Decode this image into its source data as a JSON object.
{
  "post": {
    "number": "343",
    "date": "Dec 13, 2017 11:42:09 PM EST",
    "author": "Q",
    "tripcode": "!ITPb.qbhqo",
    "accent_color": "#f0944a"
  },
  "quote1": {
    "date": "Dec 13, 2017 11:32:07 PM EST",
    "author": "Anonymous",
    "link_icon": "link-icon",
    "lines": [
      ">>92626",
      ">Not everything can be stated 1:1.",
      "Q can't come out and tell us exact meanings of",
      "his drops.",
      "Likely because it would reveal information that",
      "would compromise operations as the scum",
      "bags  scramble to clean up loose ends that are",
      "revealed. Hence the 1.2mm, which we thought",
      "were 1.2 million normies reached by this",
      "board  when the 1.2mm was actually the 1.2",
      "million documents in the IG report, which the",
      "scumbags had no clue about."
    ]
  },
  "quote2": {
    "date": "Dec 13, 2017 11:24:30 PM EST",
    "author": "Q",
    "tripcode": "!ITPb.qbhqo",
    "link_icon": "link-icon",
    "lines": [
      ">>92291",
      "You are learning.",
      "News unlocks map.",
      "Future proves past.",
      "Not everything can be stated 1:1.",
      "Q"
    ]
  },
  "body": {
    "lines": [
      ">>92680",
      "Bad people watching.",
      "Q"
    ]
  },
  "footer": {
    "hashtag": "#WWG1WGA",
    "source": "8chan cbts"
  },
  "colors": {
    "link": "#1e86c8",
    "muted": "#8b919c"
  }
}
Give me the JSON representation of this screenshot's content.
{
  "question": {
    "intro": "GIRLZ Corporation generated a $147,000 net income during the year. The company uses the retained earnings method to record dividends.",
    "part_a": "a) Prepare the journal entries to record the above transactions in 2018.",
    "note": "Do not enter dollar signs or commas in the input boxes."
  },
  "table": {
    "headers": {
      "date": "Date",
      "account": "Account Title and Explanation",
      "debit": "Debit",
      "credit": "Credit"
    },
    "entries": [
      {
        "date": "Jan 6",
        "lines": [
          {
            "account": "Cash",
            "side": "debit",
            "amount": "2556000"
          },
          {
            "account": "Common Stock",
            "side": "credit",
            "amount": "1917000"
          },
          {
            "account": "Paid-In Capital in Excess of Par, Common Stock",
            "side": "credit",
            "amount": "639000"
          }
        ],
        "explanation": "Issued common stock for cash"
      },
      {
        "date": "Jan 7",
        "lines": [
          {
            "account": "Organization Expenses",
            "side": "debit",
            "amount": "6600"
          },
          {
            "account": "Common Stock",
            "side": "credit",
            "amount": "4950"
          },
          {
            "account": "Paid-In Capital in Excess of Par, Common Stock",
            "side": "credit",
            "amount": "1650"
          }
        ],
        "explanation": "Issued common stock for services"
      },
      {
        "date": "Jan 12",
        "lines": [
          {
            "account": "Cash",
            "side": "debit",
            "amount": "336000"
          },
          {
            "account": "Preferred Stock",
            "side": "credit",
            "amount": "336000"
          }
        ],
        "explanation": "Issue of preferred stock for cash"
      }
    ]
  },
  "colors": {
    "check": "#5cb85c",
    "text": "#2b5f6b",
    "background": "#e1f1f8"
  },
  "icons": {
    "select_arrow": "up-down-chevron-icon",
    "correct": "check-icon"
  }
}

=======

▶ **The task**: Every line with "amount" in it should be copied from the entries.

▶ **Result below**:
            "amount": "2556000"
            "amount": "1917000"
            "amount": "639000"
            "amount": "6600"
            "amount": "4950"
            "amount": "1650"
            "amount": "336000"
            "amount": "336000"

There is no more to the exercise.